> [Your objective] Scan the material for "title". Copy every line it appears in.

> [Available records]
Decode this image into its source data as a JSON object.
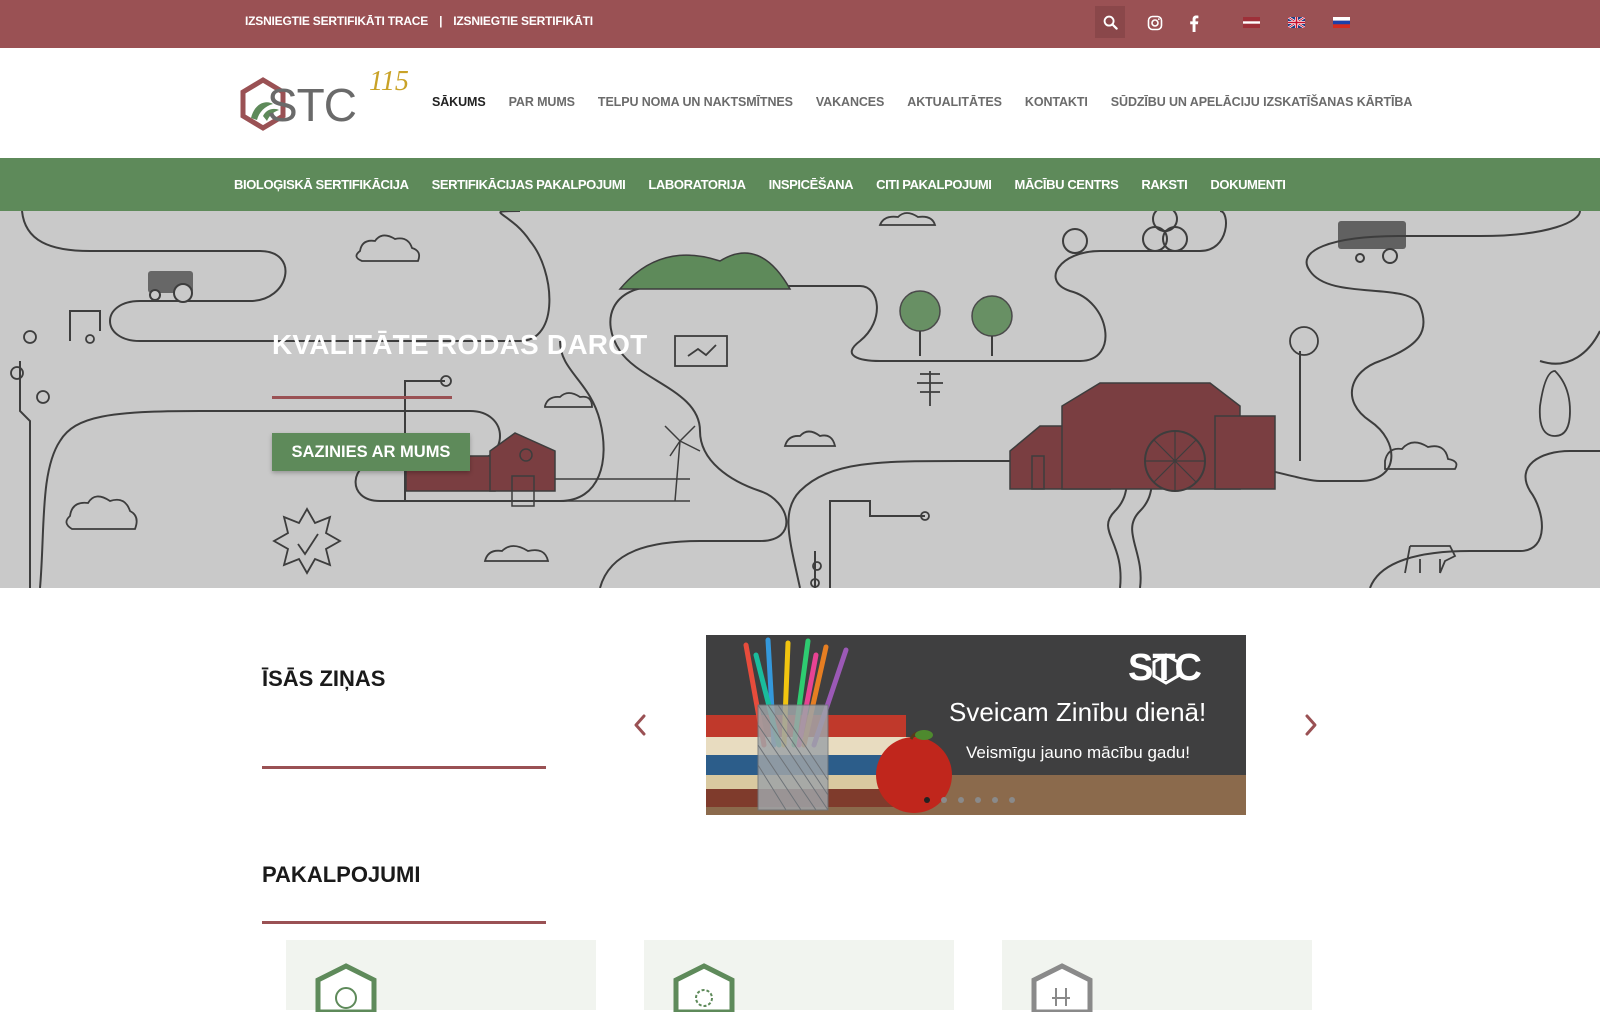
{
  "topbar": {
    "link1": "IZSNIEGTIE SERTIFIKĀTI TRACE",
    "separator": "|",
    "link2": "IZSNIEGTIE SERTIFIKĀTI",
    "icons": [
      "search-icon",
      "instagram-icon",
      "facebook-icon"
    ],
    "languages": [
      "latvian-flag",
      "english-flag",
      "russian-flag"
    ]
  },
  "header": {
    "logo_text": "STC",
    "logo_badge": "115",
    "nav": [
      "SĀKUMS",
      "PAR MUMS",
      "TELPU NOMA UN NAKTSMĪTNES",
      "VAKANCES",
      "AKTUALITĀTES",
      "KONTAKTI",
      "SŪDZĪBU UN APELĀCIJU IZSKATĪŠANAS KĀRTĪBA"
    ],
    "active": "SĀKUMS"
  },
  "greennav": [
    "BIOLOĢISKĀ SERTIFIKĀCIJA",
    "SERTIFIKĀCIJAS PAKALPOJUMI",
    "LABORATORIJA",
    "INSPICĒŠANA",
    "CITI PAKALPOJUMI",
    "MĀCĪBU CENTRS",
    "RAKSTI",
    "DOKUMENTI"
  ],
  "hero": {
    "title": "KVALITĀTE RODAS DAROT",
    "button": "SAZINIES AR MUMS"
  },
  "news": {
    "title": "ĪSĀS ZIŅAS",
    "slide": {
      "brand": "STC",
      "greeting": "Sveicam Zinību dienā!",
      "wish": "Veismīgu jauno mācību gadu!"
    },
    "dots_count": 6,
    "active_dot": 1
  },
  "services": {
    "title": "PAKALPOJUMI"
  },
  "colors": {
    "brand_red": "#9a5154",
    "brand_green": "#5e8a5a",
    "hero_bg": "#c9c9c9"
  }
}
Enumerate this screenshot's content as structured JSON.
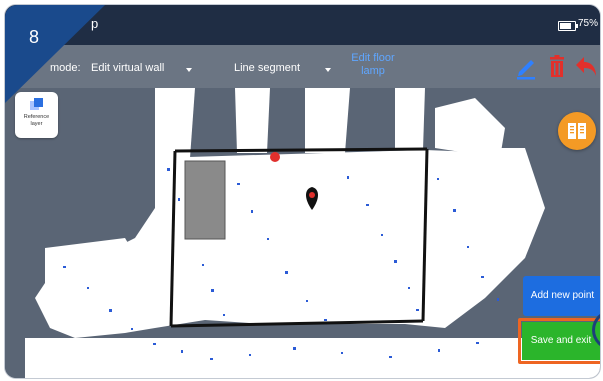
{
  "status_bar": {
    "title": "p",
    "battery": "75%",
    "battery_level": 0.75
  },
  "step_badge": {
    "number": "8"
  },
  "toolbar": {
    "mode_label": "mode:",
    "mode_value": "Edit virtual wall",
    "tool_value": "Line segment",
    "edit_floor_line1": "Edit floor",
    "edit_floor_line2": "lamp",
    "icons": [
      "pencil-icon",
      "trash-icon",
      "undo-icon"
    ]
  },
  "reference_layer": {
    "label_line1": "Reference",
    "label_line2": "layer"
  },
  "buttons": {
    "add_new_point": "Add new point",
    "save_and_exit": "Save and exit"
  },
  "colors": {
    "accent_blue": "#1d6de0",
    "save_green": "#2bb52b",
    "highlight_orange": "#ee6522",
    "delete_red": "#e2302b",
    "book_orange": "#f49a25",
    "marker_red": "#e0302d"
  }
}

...

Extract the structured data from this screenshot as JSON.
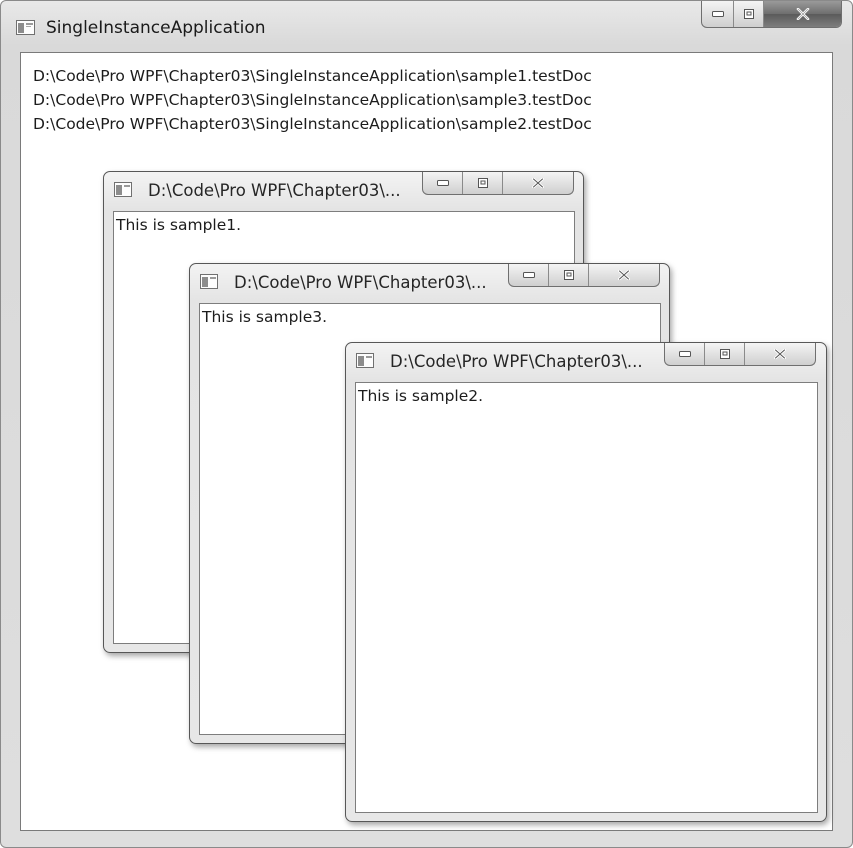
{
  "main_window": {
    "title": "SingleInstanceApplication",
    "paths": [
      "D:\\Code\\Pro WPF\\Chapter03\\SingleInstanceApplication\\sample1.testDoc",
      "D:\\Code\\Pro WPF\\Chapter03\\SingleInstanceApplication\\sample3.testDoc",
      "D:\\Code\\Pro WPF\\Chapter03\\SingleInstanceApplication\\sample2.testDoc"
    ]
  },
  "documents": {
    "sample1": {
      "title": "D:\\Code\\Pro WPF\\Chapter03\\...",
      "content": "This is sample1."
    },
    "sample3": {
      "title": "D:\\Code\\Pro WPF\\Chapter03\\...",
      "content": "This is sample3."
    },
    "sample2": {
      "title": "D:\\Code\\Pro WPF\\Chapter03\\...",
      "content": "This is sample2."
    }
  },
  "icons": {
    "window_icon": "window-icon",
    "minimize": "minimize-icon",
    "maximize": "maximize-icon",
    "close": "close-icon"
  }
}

> [Exercise result]
    "title": "KVALITĀTE RODAS DAROT",
    "title": "ĪSĀS ZIŅAS",
    "title": "PAKALPOJUMI"
    "title": "p",
    "title": "SingleInstanceApplication",
      "title": "D:\\Code\\Pro WPF\\Chapter03\\...",
      "title": "D:\\Code\\Pro WPF\\Chapter03\\...",
      "title": "D:\\Code\\Pro WPF\\Chapter03\\...",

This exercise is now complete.